Posted in poem of the week

Poem of the Week: How To Be Alone

By Tanya Davis

Posted in Call for Readers

Readers still needed for Festival of Listening

Our Festival of Listening is this Tuesday evening, March 1, at (SCENE) Metrospace in East Lansing. You can view photos from last year’s Festival here.

This annual event, celebrating untranslated poetry from around the world, is an aural delight. The rhythms and cadences of languages with which we may be unfamiliar can transform us to other places.

At this time, we have readers signed up for French, German, Dutch, Friesian, Arabic, Hindi, and Portuguese.

With roughly 6,500 languages spoken globally, this represents a mere thousandth of the possibilities.

We are still accepting readers of any language aside from English to share a poem on Tuesday. You needn’t be fluent in the language, merely capable of reading it aloud.

To sign up to read, please visit here.

For event details, please visit here.



Posted in poem of the week

Poem of the Week: Gravity Furnace

Screen Shot 2016-02-22 at 3.51.00 PM
By francine j harris

She wants to set the house on fire,
gas in both hands, gas on the wall.

It’d be like the sea torched from its floor. She’d run like light

from basement windows. or maybe
suck all arms to room ablaze, so housed

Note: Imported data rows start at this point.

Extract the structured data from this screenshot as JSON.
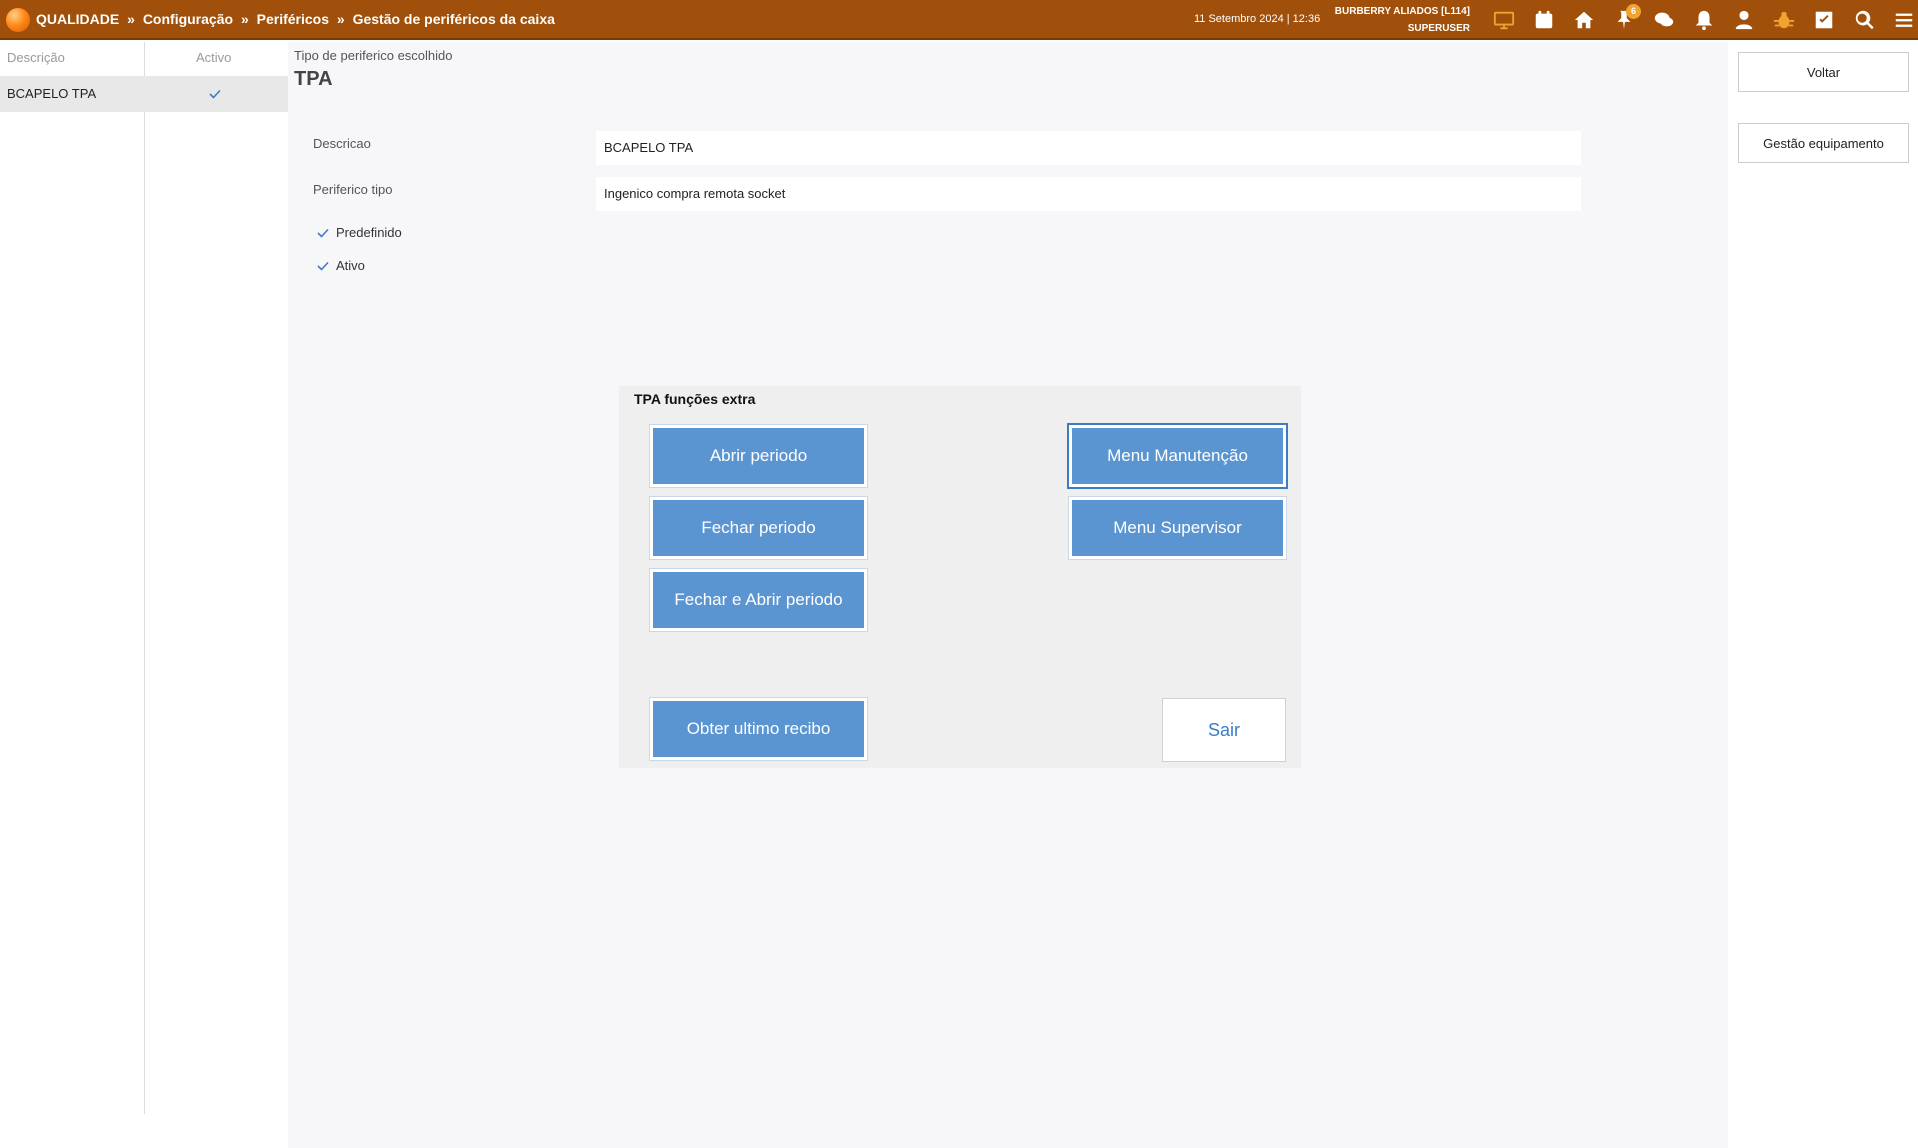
{
  "topbar": {
    "breadcrumb": [
      "QUALIDADE",
      "Configuração",
      "Periféricos",
      "Gestão de periféricos da caixa"
    ],
    "breadcrumb_sep": "»",
    "datetime": "11 Setembro 2024 | 12:36",
    "store": "BURBERRY ALIADOS [L114]",
    "user": "SUPERUSER",
    "notifications_badge": "6",
    "icons": [
      "monitor-icon",
      "calendar-icon",
      "home-icon",
      "pin-icon",
      "chat-icon",
      "bell-icon",
      "user-icon",
      "bug-icon",
      "checkbox-icon",
      "search-icon",
      "menu-icon"
    ],
    "bar_color": "#a0500a",
    "accent_color": "#f2a230"
  },
  "list": {
    "col_description": "Descrição",
    "col_active": "Activo",
    "rows": [
      {
        "name": "BCAPELO TPA",
        "active": true
      }
    ]
  },
  "main": {
    "peripheral_type_label": "Tipo de periferico escolhido",
    "peripheral_type_value": "TPA",
    "fields": {
      "description_label": "Descricao",
      "description_value": "BCAPELO TPA",
      "type_label": "Periferico tipo",
      "type_value": "Ingenico compra remota socket"
    },
    "checkboxes": {
      "default_label": "Predefinido",
      "default_checked": true,
      "active_label": "Ativo",
      "active_checked": true
    }
  },
  "dialog": {
    "title": "TPA funções extra",
    "buttons": {
      "open_period": "Abrir periodo",
      "close_period": "Fechar periodo",
      "close_open_period": "Fechar e Abrir periodo",
      "last_receipt": "Obter ultimo recibo",
      "maintenance_menu": "Menu Manutenção",
      "supervisor_menu": "Menu Supervisor",
      "exit": "Sair"
    },
    "button_color": "#5a95d2"
  },
  "right": {
    "back_label": "Voltar",
    "equipment_label": "Gestão equipamento"
  }
}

in gut piping. the copper hollowed, reaching to a
heated black rot at bottom. Like ants; maybe she crawl in the dark.

low on the belly maybe she thug out late, lay low
and ink eight walls. lay low like cold, she might

strip bare, black glass. sometimes strut, sometimes
hide late. she runs from house to ember,

a sum of sink. She breathes through flame
a room of spoons. one

bar brick, one black-eyed room splatter, one torch
spent for each arm, from coal to alley, she heaves

hue of concrete into each limb. A house of blue-ring flames
to mimic; someone better run.

image by jerry veldhuizen

Posted in poem of the week

Poem of the Week: Levitation

Screen Shot 2016-02-15 at 11.00.11 AM
By Andrew Nicholson

First Childhood Miracle

Even an inch is sky.

We try it,
a toe at a time. I
falcon my ankle

to hunt a higher step.
The game of it—
two kids

trying to fly
by oak trunk, by nerve
and sunken sinew.

But the fall.
But you see me tumble
under all

you quicken above.
Oak limbs fan wide
like a lily awake.

Even an inch is sky.

How would they classify
what you are up there—
a human is more caged

than fluttered,
the fern-wren more instinct
than revelator you.

image by Rosilyn Young @

Posted in poem of the week

Poem of the Week: Going Out In Style

By Carol Barrett

Reckon I’ll be gone in three months.

You never know. I’m trying

a social experiment. The ladies

come to supper all gussied up

well before the appointed hour, 

lined up in their finery like orchids

on a lean branch. But the men,

they come drab as the boondocks

like they just got off their horse

out near Lexington or Castle Rock.

And we all know the farm’s 

long gone, no stallion’s kicked

that field in twenty years.


What I’m fixing to do

is wear my bow tie down to dinner,

different one every night, see

if I can get a gentleman or two 

to follow suit, come to dinner

like they are going out on the town,

like they really mean it. The ladies

deserve some civility. We only have

so long.

image: “Luncheon At The Boating Party”, Pierre-August Renoir

Posted in Uncategorized

Sheila Kay Adams Performance Cancelled

Hello, Friends of the Poetry Center,

We were saddened to hear from Sheila Kay Adams this morning that an injury will keep her from visiting here during the week of February 15. Like you, we were eagerly anticipating her visit.

We hope, along with the Ten Pound Fiddle, that we’ll be able to bring her here next year sometime.

We’ll be keeping Sheila in our thoughts, and hope you will too.Sheila Kay Adams CANCELLED

Astros y fuentes y flores, no murmuréis de mis sueños,
Sin ellos, ¿cómo admiraros ni cómo vivir sin ellos?
Rosalía de Castro

We’re now accepting readers for the Festival of Listening – An Evening of Untranslated Poetry at (scene) Metrospace on Tuesday, March 1.

Any and all languages are welcome! In the past, we’ve heard Spanish, French, German, Swahili, Hindi, Hebrew, Dutch, Korean, Chinese, Farsi, and more.

If you’re interested in reading, email with your name and the title and author of the poem by February 22. Try to keep your selection under three minutes.

Festival of Listening Flyer

Call for Readers – Festival of Listening